** Opening Entries supplied block **

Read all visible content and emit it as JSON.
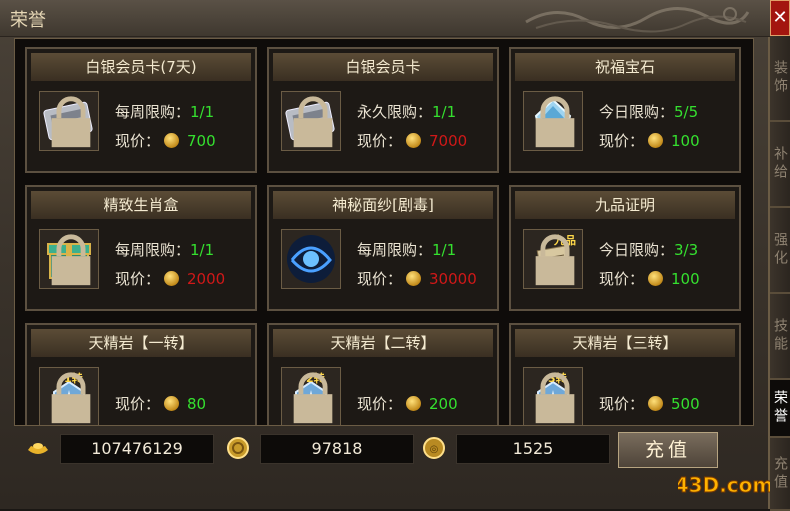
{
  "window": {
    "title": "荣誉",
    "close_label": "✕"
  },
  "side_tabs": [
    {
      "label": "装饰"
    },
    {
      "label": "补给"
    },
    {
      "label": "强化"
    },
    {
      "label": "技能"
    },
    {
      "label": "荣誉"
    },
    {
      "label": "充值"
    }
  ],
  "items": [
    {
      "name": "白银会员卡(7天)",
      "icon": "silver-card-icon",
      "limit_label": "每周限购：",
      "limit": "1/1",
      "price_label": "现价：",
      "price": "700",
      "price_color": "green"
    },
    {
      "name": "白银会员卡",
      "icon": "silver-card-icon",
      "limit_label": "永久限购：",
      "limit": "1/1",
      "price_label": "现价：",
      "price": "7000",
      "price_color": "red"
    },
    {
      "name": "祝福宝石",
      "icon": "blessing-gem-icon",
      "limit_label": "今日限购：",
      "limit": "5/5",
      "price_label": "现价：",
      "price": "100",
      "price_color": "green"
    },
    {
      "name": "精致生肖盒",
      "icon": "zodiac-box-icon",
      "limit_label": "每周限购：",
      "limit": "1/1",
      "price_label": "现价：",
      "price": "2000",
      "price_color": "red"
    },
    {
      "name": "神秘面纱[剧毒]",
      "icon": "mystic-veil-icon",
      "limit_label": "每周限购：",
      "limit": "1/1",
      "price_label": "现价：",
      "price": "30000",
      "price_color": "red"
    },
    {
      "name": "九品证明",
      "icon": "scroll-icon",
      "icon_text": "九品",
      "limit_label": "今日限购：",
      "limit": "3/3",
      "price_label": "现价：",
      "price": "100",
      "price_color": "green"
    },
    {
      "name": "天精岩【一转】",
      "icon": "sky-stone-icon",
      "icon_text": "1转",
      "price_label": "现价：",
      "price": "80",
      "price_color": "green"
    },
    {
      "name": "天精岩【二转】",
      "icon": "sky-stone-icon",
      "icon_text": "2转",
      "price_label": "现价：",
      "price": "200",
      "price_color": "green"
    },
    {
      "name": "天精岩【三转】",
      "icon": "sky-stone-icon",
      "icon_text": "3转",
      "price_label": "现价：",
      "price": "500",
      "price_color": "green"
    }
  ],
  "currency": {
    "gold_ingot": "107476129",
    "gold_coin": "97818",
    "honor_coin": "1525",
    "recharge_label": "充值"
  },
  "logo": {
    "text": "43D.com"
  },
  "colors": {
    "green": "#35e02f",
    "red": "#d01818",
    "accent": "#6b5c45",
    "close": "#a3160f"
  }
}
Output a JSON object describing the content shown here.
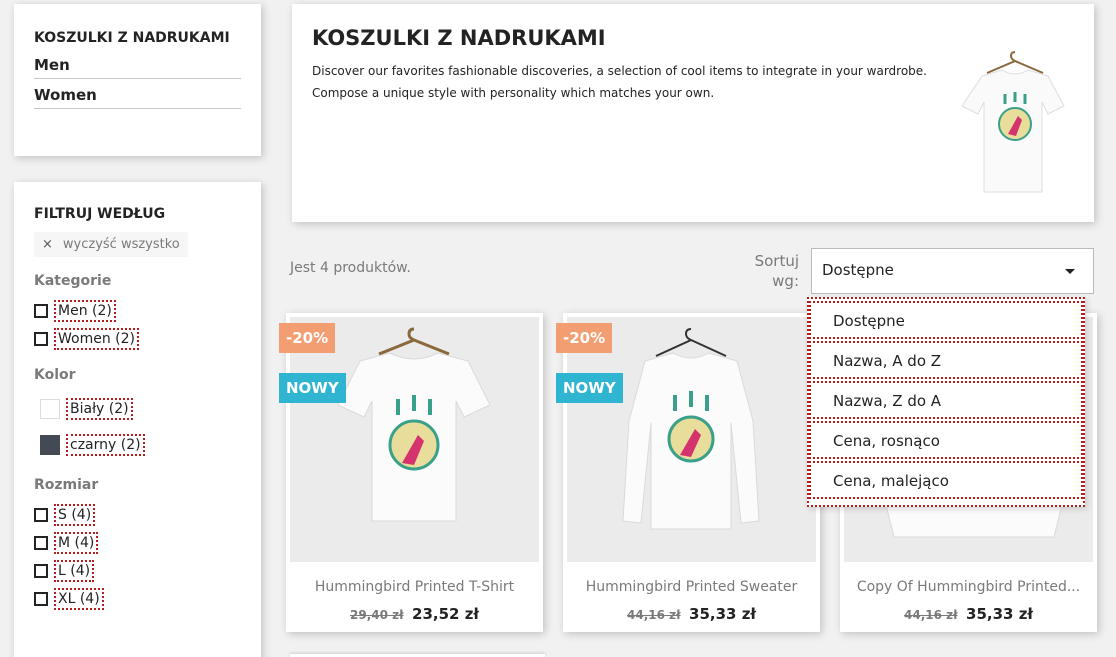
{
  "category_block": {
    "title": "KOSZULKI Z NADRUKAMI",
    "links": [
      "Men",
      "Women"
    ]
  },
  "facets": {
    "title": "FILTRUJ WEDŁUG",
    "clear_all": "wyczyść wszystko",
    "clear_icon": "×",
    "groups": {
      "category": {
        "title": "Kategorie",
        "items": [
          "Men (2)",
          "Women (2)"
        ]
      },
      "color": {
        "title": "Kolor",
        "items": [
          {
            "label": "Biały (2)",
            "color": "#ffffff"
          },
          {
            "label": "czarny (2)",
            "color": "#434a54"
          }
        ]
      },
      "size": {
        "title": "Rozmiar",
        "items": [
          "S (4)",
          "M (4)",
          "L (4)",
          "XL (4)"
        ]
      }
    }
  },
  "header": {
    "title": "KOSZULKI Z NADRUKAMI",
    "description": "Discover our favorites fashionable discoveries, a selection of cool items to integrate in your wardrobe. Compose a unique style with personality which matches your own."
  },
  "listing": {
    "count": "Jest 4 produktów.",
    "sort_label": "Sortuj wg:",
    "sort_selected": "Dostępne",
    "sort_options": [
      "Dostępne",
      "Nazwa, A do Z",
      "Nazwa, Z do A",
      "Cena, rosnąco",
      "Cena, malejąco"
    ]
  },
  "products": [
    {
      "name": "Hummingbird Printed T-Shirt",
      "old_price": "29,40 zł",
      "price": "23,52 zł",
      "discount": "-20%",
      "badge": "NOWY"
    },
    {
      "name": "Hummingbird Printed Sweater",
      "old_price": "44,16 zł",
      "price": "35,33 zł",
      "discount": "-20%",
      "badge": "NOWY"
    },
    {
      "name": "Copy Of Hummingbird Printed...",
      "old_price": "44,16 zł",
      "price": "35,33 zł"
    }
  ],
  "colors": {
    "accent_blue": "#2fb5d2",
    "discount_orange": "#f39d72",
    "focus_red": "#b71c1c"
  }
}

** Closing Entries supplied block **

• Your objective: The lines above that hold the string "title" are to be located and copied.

• Result of this task:
    "title": "荣誉",
    "title": "KOSZULKI Z NADRUKAMI",
    "title": "FILTRUJ WEDŁUG",
        "title": "Kategorie",
        "title": "Kolor",
        "title": "Rozmiar",
    "title": "KOSZULKI Z NADRUKAMI",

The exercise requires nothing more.